Demonstration project - South Africa
PALSA Plus (Practical Approach to Lung Health in high-HIV prevalence countries)
South Africa faces a chronic respiratory disease burden which includes a mix of infectious (with very high rates of tuberculosis and HIV co-infection) and non-infectious diseases. While the prevalence of asthma is similar to the global average, a recent population study suggested a very high prevalence of COPD in the country.
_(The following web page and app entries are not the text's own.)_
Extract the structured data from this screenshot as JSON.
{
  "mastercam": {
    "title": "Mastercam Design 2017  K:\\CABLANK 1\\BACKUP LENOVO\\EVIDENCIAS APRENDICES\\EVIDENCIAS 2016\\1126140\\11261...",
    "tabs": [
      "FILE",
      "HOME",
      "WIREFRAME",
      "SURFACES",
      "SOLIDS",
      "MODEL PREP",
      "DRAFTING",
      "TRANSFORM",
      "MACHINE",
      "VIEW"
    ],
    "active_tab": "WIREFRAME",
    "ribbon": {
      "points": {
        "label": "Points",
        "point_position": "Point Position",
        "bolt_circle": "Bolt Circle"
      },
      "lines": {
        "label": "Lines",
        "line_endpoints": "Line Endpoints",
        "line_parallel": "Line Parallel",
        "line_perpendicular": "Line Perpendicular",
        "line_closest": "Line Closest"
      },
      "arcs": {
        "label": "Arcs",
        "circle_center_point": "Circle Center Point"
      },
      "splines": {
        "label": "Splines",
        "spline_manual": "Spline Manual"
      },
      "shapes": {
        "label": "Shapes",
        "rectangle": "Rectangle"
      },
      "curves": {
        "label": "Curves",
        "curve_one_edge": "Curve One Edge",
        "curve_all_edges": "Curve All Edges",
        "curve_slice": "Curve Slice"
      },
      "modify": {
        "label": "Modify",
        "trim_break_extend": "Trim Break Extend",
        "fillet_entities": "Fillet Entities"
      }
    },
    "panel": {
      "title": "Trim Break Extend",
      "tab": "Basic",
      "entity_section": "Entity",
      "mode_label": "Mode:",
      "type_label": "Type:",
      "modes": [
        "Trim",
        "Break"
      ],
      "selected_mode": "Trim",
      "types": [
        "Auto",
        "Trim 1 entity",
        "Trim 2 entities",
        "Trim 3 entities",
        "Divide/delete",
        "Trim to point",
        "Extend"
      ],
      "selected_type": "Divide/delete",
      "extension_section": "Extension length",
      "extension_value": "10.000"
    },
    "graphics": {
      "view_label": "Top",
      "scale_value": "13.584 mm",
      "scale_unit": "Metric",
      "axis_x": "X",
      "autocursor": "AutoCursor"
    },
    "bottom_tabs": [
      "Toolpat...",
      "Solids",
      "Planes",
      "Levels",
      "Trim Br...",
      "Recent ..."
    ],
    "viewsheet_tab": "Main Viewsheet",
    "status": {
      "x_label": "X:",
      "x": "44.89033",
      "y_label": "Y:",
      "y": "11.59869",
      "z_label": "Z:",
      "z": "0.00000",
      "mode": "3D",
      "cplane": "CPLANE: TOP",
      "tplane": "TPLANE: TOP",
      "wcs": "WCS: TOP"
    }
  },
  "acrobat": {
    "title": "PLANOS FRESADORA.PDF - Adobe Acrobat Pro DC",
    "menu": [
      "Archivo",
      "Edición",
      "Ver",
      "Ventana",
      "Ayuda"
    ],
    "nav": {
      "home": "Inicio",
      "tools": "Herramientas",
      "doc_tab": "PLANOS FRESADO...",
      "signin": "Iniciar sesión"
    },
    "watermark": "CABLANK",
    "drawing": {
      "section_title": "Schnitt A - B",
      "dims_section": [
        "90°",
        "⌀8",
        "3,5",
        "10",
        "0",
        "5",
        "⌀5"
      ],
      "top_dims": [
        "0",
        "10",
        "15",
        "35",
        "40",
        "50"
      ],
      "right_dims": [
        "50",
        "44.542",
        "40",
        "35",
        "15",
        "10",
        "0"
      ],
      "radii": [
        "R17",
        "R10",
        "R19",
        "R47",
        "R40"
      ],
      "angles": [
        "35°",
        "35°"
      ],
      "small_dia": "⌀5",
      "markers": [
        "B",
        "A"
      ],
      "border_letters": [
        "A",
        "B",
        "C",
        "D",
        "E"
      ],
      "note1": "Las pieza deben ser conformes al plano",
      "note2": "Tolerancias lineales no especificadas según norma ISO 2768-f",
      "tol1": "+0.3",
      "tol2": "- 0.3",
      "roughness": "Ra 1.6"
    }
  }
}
PALSA Plus has successfully been adapted in South Africa from the World Health Organization’s Practical approach to Lung Health (PAL) initiative. PALSA Plus is an integrated plan used primarily by primary care nurses for the management of priority respiratory diseases including TB and HIV co-infection. The approach was first used in a randomized control trial in the Free State Province and led to significant improvements in TB case detection, appropriate referral of TB severe cases, inhaled corticosteroid provision for asthma sufferers and voluntary HIV counseling and testing uptake among TB patients. PALSA became PALSA Plus when the guideline was expanded to include and integrate HIV & AIDS care. Through a collaborative process of workshops with expert clinicians, managers and policy-makers, the PALSA Plus guideline has been expanded and adapted to the local settings and current clinical protocols.
National, provincial and municipal health departments deliver through a network of 4500 primary health care clinics across the country. These clinics provide health care for 80% of the population. However, the critical shortage of physicians and nurses is a major obstacle to the quality of health care on offer. A policy of nurse-led primary care applies in most rural and even urban clinics. Free essential drugs for chronic respiratory diseases, including TB and antiretrovirals, are available at these clinics but access to care is limited by clinic capacity.
The potential role of GARD in South Africa and sub-Saharan Africa was explored at a 2-day symposium held in Cape Town, South Africa, in March 2007. Organized jointly by the South African Thoracic Society and the Pan-African Thoracic Society, the meeting was attended by physicians from more than 10 countries.